Creating a film takes a lot more than just grabbing some amateur footage on your old high school camera. When you want a finished product that looks professional, you want it not only to be shot correctly, but you want the colors and contrast to be just right for the mood of each scene. You do this through two processes: one is general color grading, and the other is applying a lookup table or LUT. Color grading helps fix the color overall, while the LUTs you apply help with the contrast, the richness of the scene, and the detail that the audience can see. LUTs vary in what they can do, so it's best to play around with them before you actually need to find one to apply to some footage.
Test out LUTs First
Grab yourself a bunch of free LUTs and start playing around. You need to know how the LUTs change what the footage looks like and whether a LUT seems to add an inappropriate tone. Always take note of really appropriate or wrong applications so that you know not to use them on footage that you actually need to finish. Take a section of the film -- just a still will do -- and apply different LUTS to see how they each change the look. Go wild; this is your practice time.
Compare Adjustment Order
When doing an actual color correction, you'll be able to adjust footage and then apply a LUT, or apply a LUT and then adjust footage. If you adjust footage after you apply the LUT, you're going to change how the LUT's effects look, but sometimes you'll want that because the LUT adds almost everything you want, and you want to change the whole look of the film, so adjusting after the LUT is applied makes sense. (In other words, you want the overall effect of the LUT with a few tweaks, so add the LUT and then correct the film.) But if you want the final film to look pretty much as it does when you add the LUT, just with a few extra tweaks here and there (i.e., not throughout the entire film), adjust those scenes and then add the LUT.
Take a few files, make some copies, and test the adjustment order on the copies. See how the final footage looks when you add the LUT first or last.
Try Each LUT in Different Scenes
Just as you can take one scene and see how it looks with a bunch of different LUTs, take one LUT and test it on a bunch of different scenes. Each LUT will have its preferred scenes; in other words, one LUT might be better for outdoor scenes and another for indoor scenes, but you need to see how those compare and what they look like on "inappropriate" scenes -- you need to know why you wouldn't want to use them on a particular piece of footage.
You can get a lot of free LUTs from different companies, so go to town with these and really become familiar with them.
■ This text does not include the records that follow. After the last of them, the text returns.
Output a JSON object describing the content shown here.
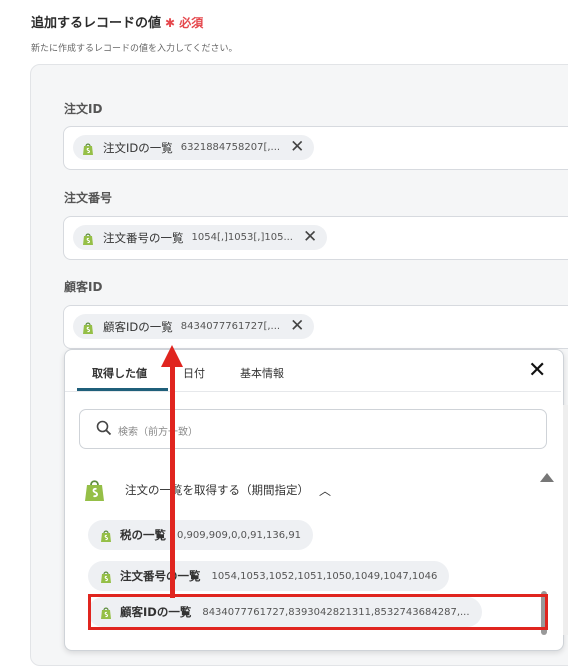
{
  "section": {
    "title": "追加するレコードの値",
    "required_mark": "✱ 必須",
    "subtitle": "新たに作成するレコードの値を入力してください。"
  },
  "fields": [
    {
      "label": "注文ID",
      "chip_name": "注文IDの一覧",
      "chip_value": "6321884758207[,...",
      "remove": "✕"
    },
    {
      "label": "注文番号",
      "chip_name": "注文番号の一覧",
      "chip_value": "1054[,]1053[,]105...",
      "remove": "✕"
    },
    {
      "label": "顧客ID",
      "chip_name": "顧客IDの一覧",
      "chip_value": "8434077761727[,...",
      "remove": "✕"
    }
  ],
  "dropdown": {
    "tabs": [
      "取得した値",
      "日付",
      "基本情報"
    ],
    "active_tab": "取得した値",
    "close": "✕",
    "search_placeholder": "検索（前方一致）",
    "group_title": "注文の一覧を取得する（期間指定）",
    "group_toggle": "︿",
    "items": [
      {
        "name": "税の一覧",
        "value": "0,909,909,0,0,91,136,91"
      },
      {
        "name": "注文番号の一覧",
        "value": "1054,1053,1052,1051,1050,1049,1047,1046"
      },
      {
        "name": "顧客IDの一覧",
        "value": "8434077761727,8393042821311,8532743684287,..."
      }
    ]
  },
  "colors": {
    "accent_red": "#e0251f",
    "shopify_green": "#95bf47",
    "tab_underline": "#1f5f7a"
  },
  "icons": [
    "shopify-icon",
    "search-icon",
    "close-icon",
    "chevron-up-icon"
  ]
}
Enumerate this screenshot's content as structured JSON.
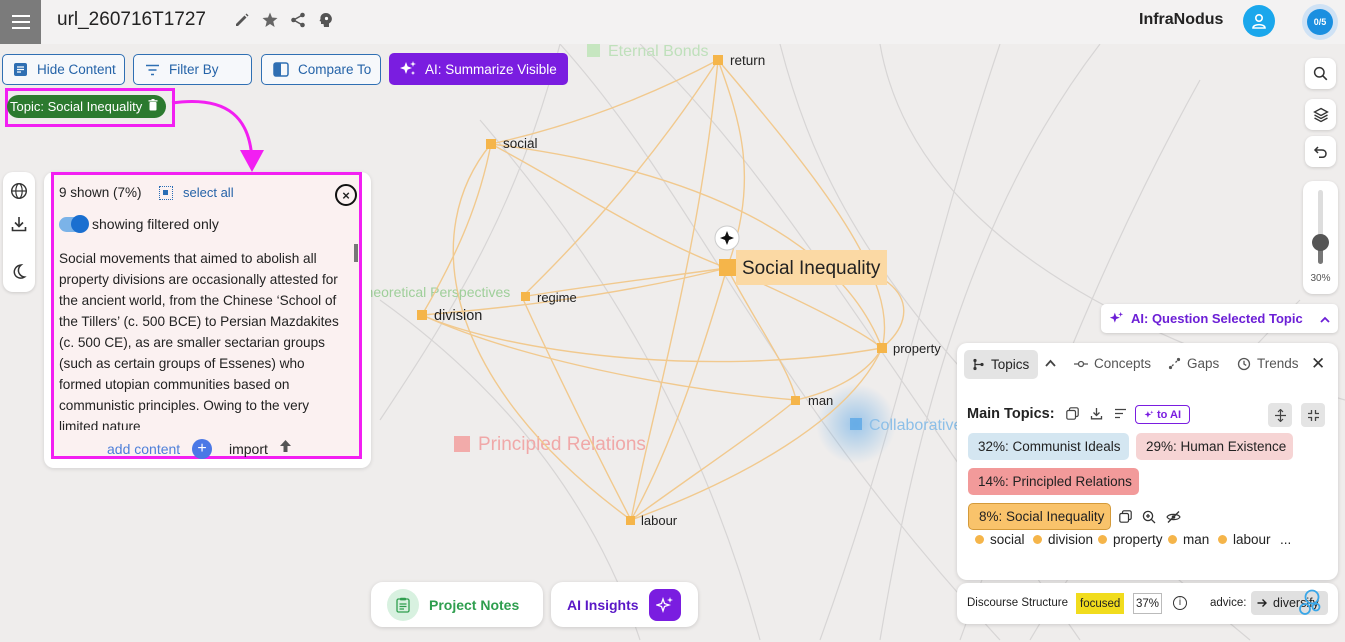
{
  "header": {
    "title": "url_260716T1727",
    "brand": "InfraNodus",
    "progress_badge": "0/5"
  },
  "toolbar": {
    "hide_content": "Hide Content",
    "filter_by": "Filter By",
    "compare_to": "Compare To",
    "ai_summarize": "AI: Summarize Visible"
  },
  "topic_filter": {
    "label": "Topic: Social Inequality"
  },
  "content_panel": {
    "shown_count": "9 shown (7%)",
    "select_all": "select all",
    "toggle_label": "showing filtered only",
    "toggle_on": true,
    "text": "Social movements that aimed to abolish all property divisions are occasionally attested for the ancient world, from the Chinese ‘School of the Tillers’ (c. 500 BCE) to Persian Mazdakites (c. 500 CE), as are smaller sectarian groups (such as certain groups of Essenes) who formed utopian communities based on communistic principles. Owing to the very limited nature",
    "add_content": "add content",
    "import": "import"
  },
  "graph": {
    "nodes": [
      {
        "label": "return",
        "kind": "node"
      },
      {
        "label": "social",
        "kind": "node"
      },
      {
        "label": "Social Inequality",
        "kind": "selected-topic"
      },
      {
        "label": "regime",
        "kind": "node"
      },
      {
        "label": "division",
        "kind": "node"
      },
      {
        "label": "property",
        "kind": "node"
      },
      {
        "label": "man",
        "kind": "node"
      },
      {
        "label": "labour",
        "kind": "node"
      }
    ],
    "cluster_labels": [
      "Eternal Bonds",
      "Theoretical Perspectives",
      "Principled Relations",
      "Collaborative"
    ]
  },
  "zoom": {
    "level_text": "30%",
    "level": 0.3
  },
  "ai_question": {
    "label": "AI: Question Selected Topic"
  },
  "topics_panel": {
    "tabs": [
      "Topics",
      "Concepts",
      "Gaps",
      "Trends"
    ],
    "active_tab": "Topics",
    "main_topics_label": "Main Topics:",
    "to_ai": "to AI",
    "topics": [
      {
        "label": "32%: Communist Ideals",
        "color": "#d4e6f1"
      },
      {
        "label": "29%: Human Existence",
        "color": "#f6d4d4"
      },
      {
        "label": "14%: Principled Relations",
        "color": "#f29a9a"
      },
      {
        "label": "8%: Social Inequality",
        "color": "#f9c36b"
      }
    ],
    "keywords": [
      "social",
      "division",
      "property",
      "man",
      "labour"
    ],
    "more": "..."
  },
  "discourse": {
    "label": "Discourse Structure",
    "badge": "focused",
    "percent": "37%",
    "advice_label": "advice:",
    "advice_value": "diversify"
  },
  "bottom": {
    "project_notes": "Project Notes",
    "ai_insights": "AI Insights"
  },
  "colors": {
    "accent_purple": "#7a1de0",
    "topic_green": "#2c7a2f",
    "highlight_magenta": "#f21ff2",
    "node_orange": "#f5b54a",
    "link_blue": "#2563a8"
  }
}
The right LUT can make your film look terrific, and the better you know how the LUTs work, the easier it will be to reach that great look on film.Share
3 March 2018
Have you taken the time to kick back and relax today? I haven't always been one of those people who is completely capable of letting go, but a few months ago I could tell that I needed to make a change. I began thinking about ways other people relaxed, and it occurred to me that I needed to do more to keep my cool. I began going to art classes, and the difference it made in my personal life seemed like a complete miracle. This website is all about deciding to relax and doing what you can to make positive changes. Check it out for great tips!